The government of Northwest Territories has added to its list of lakes with elevated levels of arsenic.

Courtesy of GNWT
The GNWT has released an updated map of the Yellowknife area highlighting lakes with elevated levels of arsenic. Lakes with green dots have arsenic levels below Health Canada's drinking water guidelines, and yellow dots indicate lakes with levels above Health Canada's guidelines, but which are still safe for swimming and fishing. Recreational activities should be avoided at lakes with orange, red and purple dots, as well as harvesting berries and mushrooms nearby.
June 15, 2018

Recent environmental data show that Niven, Range and Fiddler Lakes have arsenic levels above Health Canada's drinking water guidelines, so NWT's chief public health officer is warning people not to drink water from these lakes.

Corriveau said Niven, Range and Fiddler Lake had not previously been tested for arsenic.

Health Canada sets the limit for arsenic in drinking water at 10 parts per billion (0.010 milligrams per litre), based on a lifetime of exposure. Water with a concentration greater than that is not considered acceptable for drinking.

The amount of arsenic in these lakes “wouldn't be a concern for one gulp or even if you made tea once in a while,” said Corriveau, but drinking from them should be avoided nonetheless.

These lakes are overrun with other bacteria that make them unsafe, he said.

It is ill-advised to drink untreated water from any lake, he added.

Arsenic warning signs were installed around Frame, Jackfish, Rat and Kam Lakes last fall.

These lakes have arsenic concentrations between 52 and 499.9 parts per billion, meaning people should avoid swimming, fishing and drinking from these lakes, and should not harvest plants, berries or mushrooms nearby.

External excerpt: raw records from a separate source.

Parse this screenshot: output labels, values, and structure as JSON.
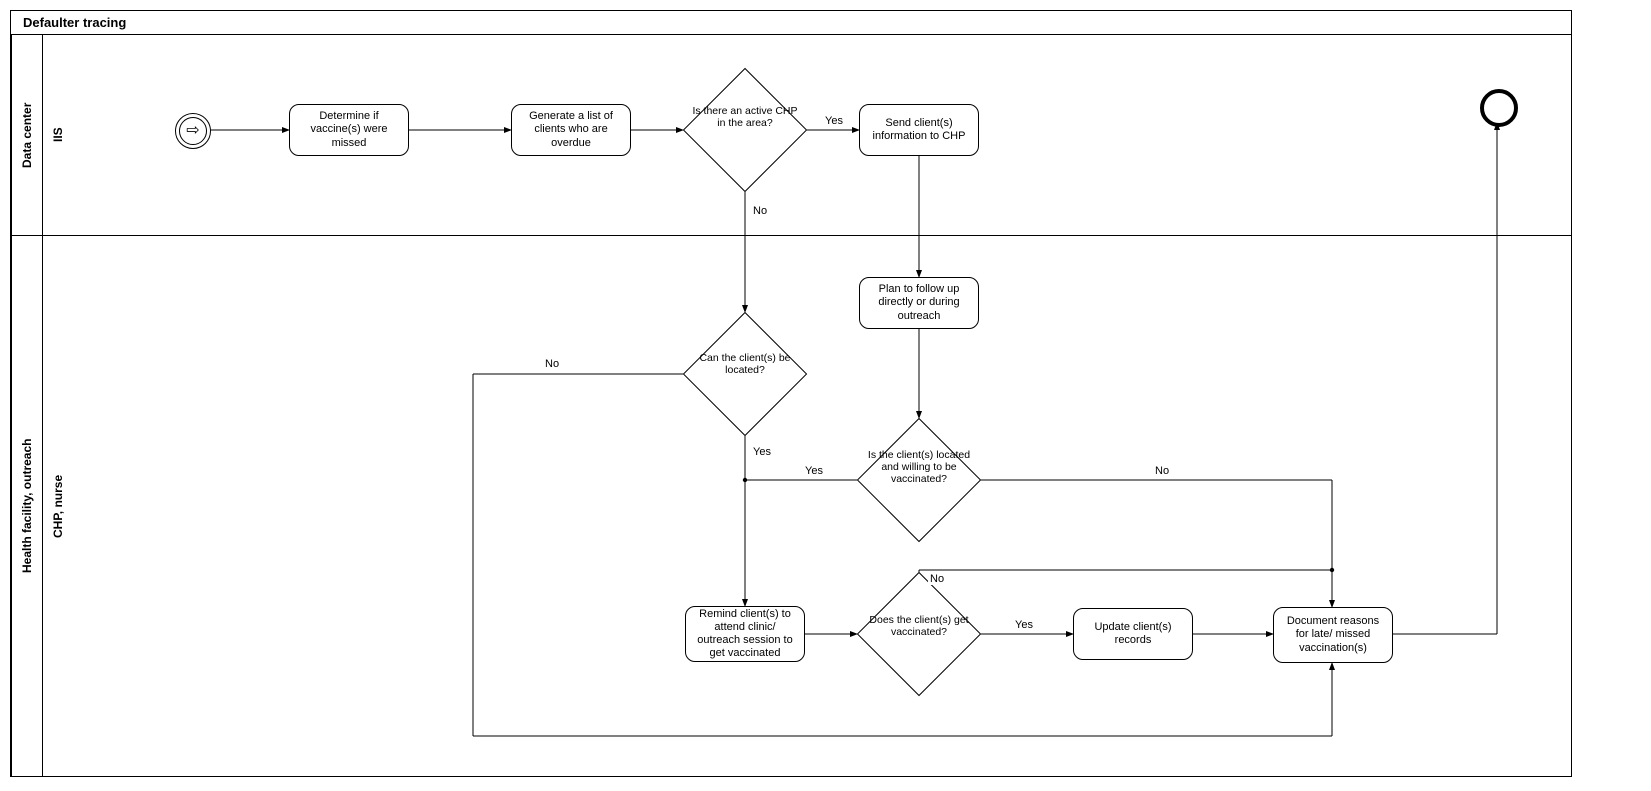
{
  "title": "Defaulter tracing",
  "lanes": {
    "data_center": {
      "outer": "Data center",
      "inner": "IIS"
    },
    "health": {
      "outer": "Health facility, outreach",
      "inner": "CHP, nurse"
    }
  },
  "nodes": {
    "determine": "Determine if vaccine(s) were missed",
    "generate": "Generate a list of clients who are overdue",
    "active_chp": "Is there an active CHP in the area?",
    "send_chp": "Send client(s) information to CHP",
    "plan_follow": "Plan to follow up directly or during outreach",
    "can_locate": "Can the client(s) be located?",
    "located_willing": "Is the client(s) located and willing to be vaccinated?",
    "remind": "Remind client(s) to attend clinic/ outreach session to get vaccinated",
    "get_vacc": "Does the client(s) get vaccinated?",
    "update": "Update client(s) records",
    "document": "Document reasons for late/ missed vaccination(s)"
  },
  "labels": {
    "yes": "Yes",
    "no": "No"
  }
}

Corriveau said there is no plan to put up warning signs at Niven, Range and Fiddler Lakes, which have arsenic levels of 10 to 51.9 parts per billion. Long and Grace Lakes are also in this range.

In total, six lakes were added to the GNWT's list of bodies of water with elevated levels of arsenic.

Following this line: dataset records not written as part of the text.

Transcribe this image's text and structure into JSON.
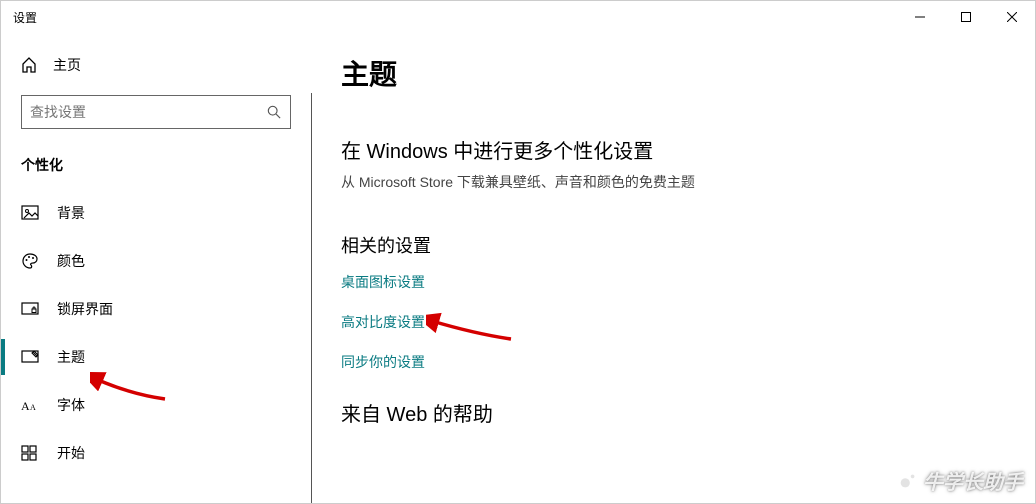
{
  "window": {
    "title": "设置"
  },
  "sidebar": {
    "home": "主页",
    "search_placeholder": "查找设置",
    "section": "个性化",
    "items": [
      {
        "label": "背景"
      },
      {
        "label": "颜色"
      },
      {
        "label": "锁屏界面"
      },
      {
        "label": "主题"
      },
      {
        "label": "字体"
      },
      {
        "label": "开始"
      }
    ]
  },
  "main": {
    "title": "主题",
    "more_heading": "在 Windows 中进行更多个性化设置",
    "more_desc": "从 Microsoft Store 下载兼具壁纸、声音和颜色的免费主题",
    "related_heading": "相关的设置",
    "links": [
      "桌面图标设置",
      "高对比度设置",
      "同步你的设置"
    ],
    "web_heading": "来自 Web 的帮助"
  },
  "watermark": "牛学长助手"
}
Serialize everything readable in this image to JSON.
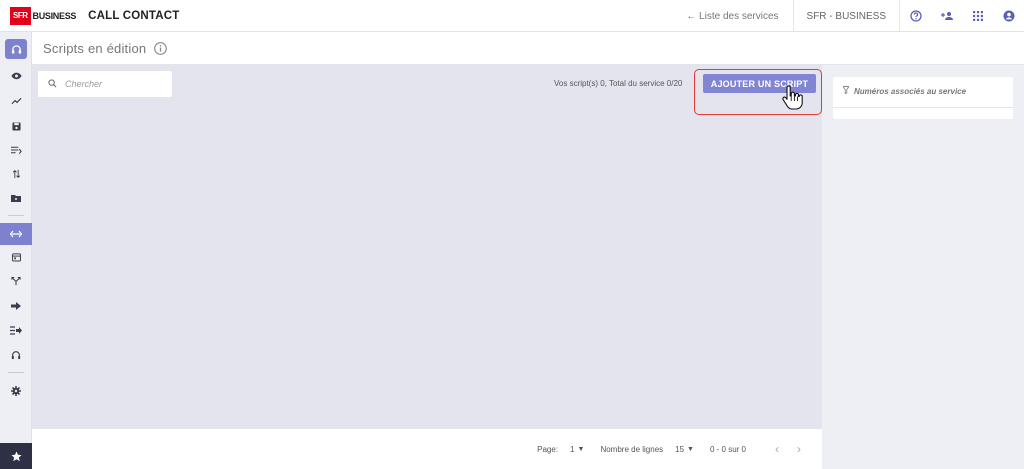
{
  "header": {
    "logo_sfr": "SFR",
    "logo_business": "BUSINESS",
    "app_title": "CALL CONTACT",
    "back_link": "← Liste des services",
    "account": "SFR - BUSINESS",
    "icons": [
      "help-icon",
      "users-icon",
      "apps-grid-icon",
      "account-icon"
    ]
  },
  "sidebar": {
    "items": [
      "headset-icon",
      "eye-icon",
      "trend-icon",
      "save-icon",
      "queue-icon",
      "transfer-icon",
      "folder-icon",
      "scripts-icon",
      "calendar-icon",
      "routing-icon",
      "forward-icon",
      "queue-forward-icon",
      "headphones-icon",
      "settings-icon",
      "star-icon"
    ],
    "active": "scripts-icon",
    "accent_color": "#7e81cd"
  },
  "page": {
    "title": "Scripts en édition"
  },
  "toolbar": {
    "search_placeholder": "Chercher",
    "script_count": "Vos script(s) 0, Total du service 0/20",
    "add_button": "AJOUTER UN SCRIPT"
  },
  "pagination": {
    "page_label": "Page:",
    "page_value": "1",
    "rows_label": "Nombre de lignes",
    "rows_value": "15",
    "range": "0 - 0 sur 0"
  },
  "right_panel": {
    "numbers_title": "Numéros associés au service"
  }
}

Three of these are unnamed lakes and were found to have arsenic levels above 52 parts per billion, meaning they are not considered safe for recreational activity.

These lakes are more like ponds, said Corriveau, and are not easily accessible to people.

The government also expanded its arsenic-impacted “area of interest,” to just north of Long Lake.

The area of interest includes land and water that is close to a mine, next to a body of water with higher arsenic levels, and where elevated levels of arsenic were found in the soil.

“It's really a quite minor change,” said Corriveau of the lands and lakes added to the government's area of interest.

He said the area was expanded based on new data, including the results from the Human Health and Ecological Risk Assessment that was delivered to the federal government in January.

That study examined the risks to people, wildlife and plants from exposure to arsenic and other contaminants that are in the environment as a result of past gold mining at Giant Mine.